EA was setting up a volatile situation, putting gamers into a room giving us all alcohol, and pitting us against each other in a multiplayer match. It sounds like a recipe for disaster and multiple trips to the ER, but everyone managed to remain civil except for a few bits of smack-talk that floated around.
Prior to diving headfirst into Warfighter, we were treated with a short presentation detailing the classes to choose from and that was really it. I respect a company that allows a game to speak for itself, and that’s exactly what developer Danger Close did. One thing that really struck me about this hands-on demo was the option for using a 360 controller, or a mouse and keyboard setup. The correct choice was obvious, and after a quick glimpse at the PC controls, I went to town on a bunch of other journalists. Having the option open for a multilayered experience was great.
The most notable and interesting addition to the Medal of Honor series is the buddy system. When you play multiplayer you are allowed to pick a buddy, and for the sake of the hands-on event, I was partnered with the gentleman sitting next to me. If you’ve ever played a multiplayer FPS, you can assume what was running through my head - Is this person terrible? Will they be the guy who screams racial slurs into the mic? Why is he using the 360 controller? Oh god, we’re going to lose.
When you have a buddy in Warfighter, you’ll always be able to see where they are, even if they have traversed to the opposite end of the map. This version of Medal of Honor has done away with the medic, leaving it up to buddies to heal one another when in close proximity. It’s a bold move, and frankly, I’m glad. Women are always expected to be the medic when it comes to FPS titles, so I gave a giant middle finger to preconceived gender notions and went with a sniper.
If your buddy is shot down in cold blood, you can choose to retreat to a safe area and after a cooldown, your buddy will respawn behind you (much like in Battlefield 3), or you can take a more aggressive stance and pursue the enemy in a chance to exact revenge.
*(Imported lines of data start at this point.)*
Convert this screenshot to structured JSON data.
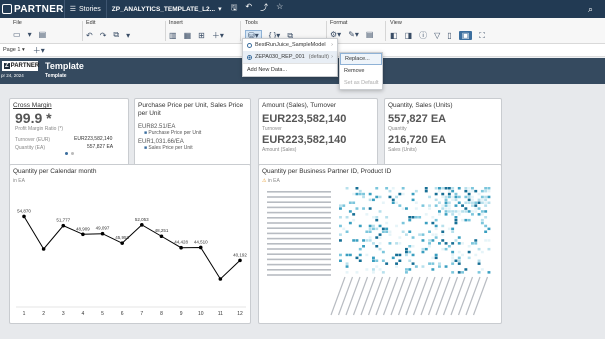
{
  "topbar": {
    "logo": "PARTNER",
    "stories": "Stories",
    "title": "ZP_ANALYTICS_TEMPLATE_L2...",
    "icons": [
      "save-icon",
      "undo-icon",
      "share-icon",
      "star-icon"
    ]
  },
  "ribbon": {
    "groups": [
      "File",
      "Edit",
      "Insert",
      "Tools",
      "Format",
      "View"
    ]
  },
  "pagebar": {
    "page": "Page 1"
  },
  "header": {
    "logo_z": "Z",
    "logo": "PARTNER",
    "date": "pr 24, 2024",
    "title": "Template",
    "subtitle": "Template"
  },
  "cards": {
    "cross_margin": {
      "title": "Cross Margin",
      "value": "99.9 *",
      "sub": "Profit Margin Ratio (*)",
      "row1_label": "Turnover (EUR)",
      "row1_value": "EUR223,582,140",
      "row2_label": "Quantity (EA)",
      "row2_value": "557,827 EA"
    },
    "purchase_price": {
      "title": "Purchase Price per Unit, Sales Price per Unit",
      "v1": "EUR82.51/EA",
      "l1": "Purchase Price per Unit",
      "v2": "EUR1,031.66/EA",
      "l2": "Sales Price per Unit"
    },
    "amount": {
      "title": "Amount (Sales), Turnover",
      "v1": "EUR223,582,140",
      "l1": "Turnover",
      "v2": "EUR223,582,140",
      "l2": "Amount (Sales)"
    },
    "quantity": {
      "title": "Quantity, Sales (Units)",
      "v1": "557,827 EA",
      "l1": "Quantity",
      "v2": "216,720 EA",
      "l2": "Sales (Units)"
    },
    "qty_month": {
      "title": "Quantity per Calendar month",
      "unit": "in EA"
    },
    "qty_bp": {
      "title": "Quantity per Business Partner ID, Product ID",
      "unit": "in EA"
    }
  },
  "chart_data": {
    "type": "line",
    "title": "Quantity per Calendar month",
    "categories": [
      "1",
      "2",
      "3",
      "4",
      "5",
      "6",
      "7",
      "8",
      "9",
      "10",
      "11",
      "12"
    ],
    "values": [
      54870,
      44000,
      51777,
      48909,
      49097,
      45953,
      52053,
      48251,
      44428,
      44510,
      34000,
      40192
    ],
    "labels": [
      "54,870",
      "",
      "51,777",
      "48,909",
      "49,097",
      "45,953",
      "52,053",
      "48,251",
      "44,428",
      "44,510",
      "",
      "40,192"
    ],
    "ylim": [
      30000,
      60000
    ]
  },
  "tools_menu": {
    "items": [
      {
        "label": "BestRunJuice_SampleModel",
        "selected": false
      },
      {
        "label": "ZEPA030_REP_001",
        "suffix": "(default)",
        "selected": true
      },
      {
        "label": "Add New Data..."
      }
    ]
  },
  "sub_menu": {
    "items": [
      "Replace...",
      "Remove",
      "Set as Default"
    ]
  }
}
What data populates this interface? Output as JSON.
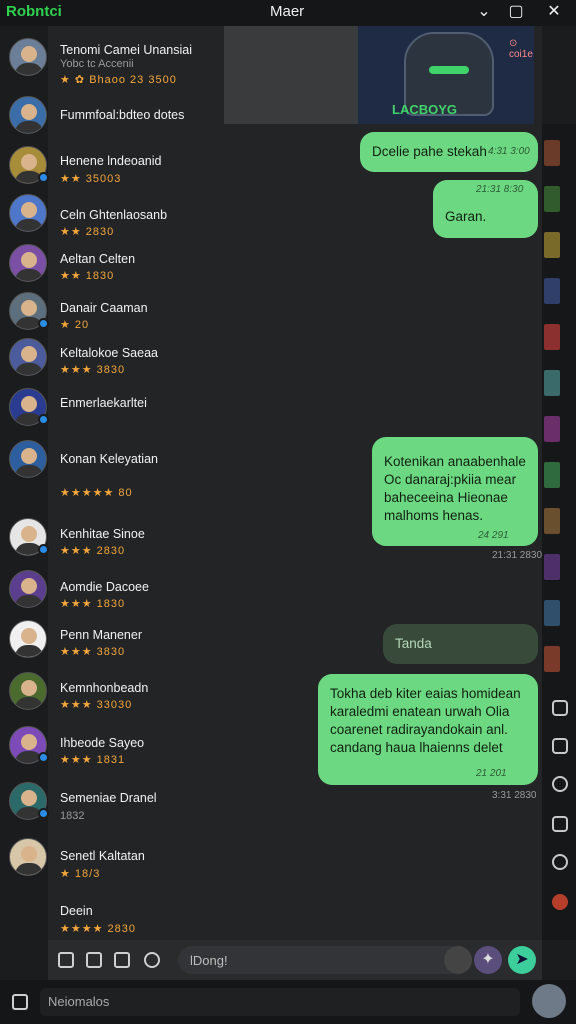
{
  "window": {
    "app_name": "Robntci",
    "title": "Maer",
    "minimize": "⌄",
    "maximize": "▢",
    "close": "✕"
  },
  "banner": {
    "text": "LACBOYG",
    "tag": "⊙ coi1e"
  },
  "contacts": [
    {
      "name": "Tenomi Camei Unansiai",
      "sub": "Yobc tc Accenii",
      "meta": "★ ✿ Bhaoo 23 3500"
    },
    {
      "name": "Fummfoal:bdteo dotes",
      "sub": "",
      "meta": ""
    },
    {
      "name": "Henene lndeoanid",
      "sub": "★★ 35003",
      "meta": ""
    },
    {
      "name": "Celn Ghtenlaosanb",
      "sub": "★★ 2830",
      "meta": ""
    },
    {
      "name": "Aeltan Celten",
      "sub": "★★ 1830",
      "meta": ""
    },
    {
      "name": "Danair Caaman",
      "sub": "★ 20",
      "meta": ""
    },
    {
      "name": "Keltalokoe Saeaa",
      "sub": "★★★ 3830",
      "meta": ""
    },
    {
      "name": "Enmerlaekarltei",
      "sub": "",
      "meta": ""
    },
    {
      "name": "Konan Keleyatian",
      "sub": "★★★★★ 80",
      "meta": ""
    },
    {
      "name": "Kenhitae Sinoe",
      "sub": "★★★ 2830",
      "meta": ""
    },
    {
      "name": "Aomdie Dacoee",
      "sub": "★★★ 1830",
      "meta": ""
    },
    {
      "name": "Penn Manener",
      "sub": "★★★ 3830",
      "meta": ""
    },
    {
      "name": "Kemnhonbeadn",
      "sub": "★★★ 33030",
      "meta": ""
    },
    {
      "name": "Ihbeode Sayeo",
      "sub": "★★★ 1831",
      "meta": ""
    },
    {
      "name": "Semeniae Dranel",
      "sub": "1832",
      "meta": ""
    },
    {
      "name": "Senetl Kaltatan",
      "sub": "★ 18/3",
      "meta": ""
    },
    {
      "name": "Deein",
      "sub": "★★★★ 2830",
      "meta": ""
    }
  ],
  "messages": [
    {
      "text": "Dcelie pahe stekah",
      "meta": "4:31 3:00"
    },
    {
      "text": "Garan.",
      "meta": "21:31 8:30"
    },
    {
      "text": "Kotenikan anaabenhale Oc danaraj:pkiia mear baheceeina Hieonae malhoms henas.",
      "meta": "24 291"
    },
    {
      "text": "Tanda",
      "meta": ""
    },
    {
      "text": "Tokha deb kiter eaias homidean karaledmi enatean urwah Olia coarenet radirayandokain anl. candang haua lhaienns delet",
      "meta": "21 201"
    }
  ],
  "outside_meta": [
    "21:31 2830",
    "3:31 2830"
  ],
  "composer": {
    "placeholder": "lDong!"
  },
  "bottom": {
    "search_placeholder": "Neiomalos"
  }
}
If you’re successful, the cooldown period is tossed out the window and your buddy reappears instantly.
Warfighter is gorgeous in the Frostbite 2 engine, so expect this game to look prettier than Battlefield 3, and it ran like a dream on the provided PCs. With no invisible walls, the battle feels more organic giving players boundaries they are required to stay within, a gameplay mechanic that has been around for awhile, but I will continue to love forever.
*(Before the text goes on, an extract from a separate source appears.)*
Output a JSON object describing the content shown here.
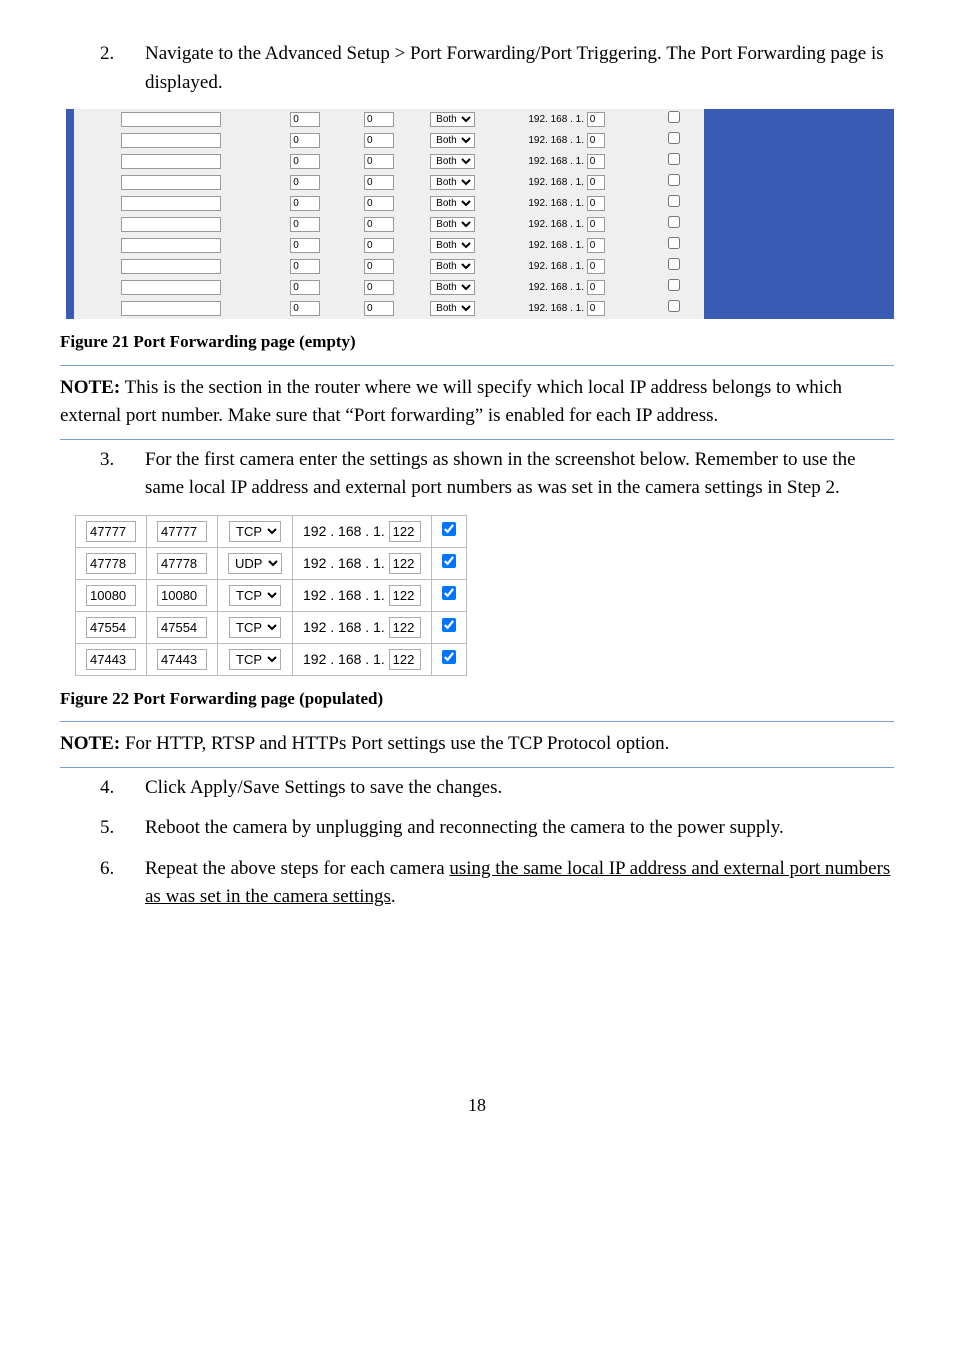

We played a control point map with three flags our team had to keep raised, and the fight was actually well-balanced. The map was very tight, but with only twelve people playing, six to a team, the battle struck a perfect balance between Call of Duty’s run-and-gun style and Battlefield’s slower tactical approach.
Surprisingly, my buddy and I were a good pair. It turned out he was a veteran (in real life, with legitimate guns and whatnot), so he had a more tactical mind for our coupled assault. He made quite a lot of remarks during the game, saying how realistic the combat was, and that the weaponry felt very natural. Having no real combat experience of my own, I’m going to just blindly believe whatever he said.
For the latter three-quarters of the match, we were the leading team, which is considerably different than simply being the best on whatever team happens to win. If you’ve ever done incredibly well in a multiplayer match, but the rest of your team fell disappointingly short, you’ll be happy to see accolades doled out based on the best duo in addition to the overall team.
We high fived as our team won and we took first place in the duo listing, and I’d like to believe that it was a well fought war, but at times, it did feel a little like shooting fish in a barrel.
Medal of Honor: Warfighter is dropping on October 23, 2012 for Xbox 360, PlayStation 3, PC, and at some point, the Wii U.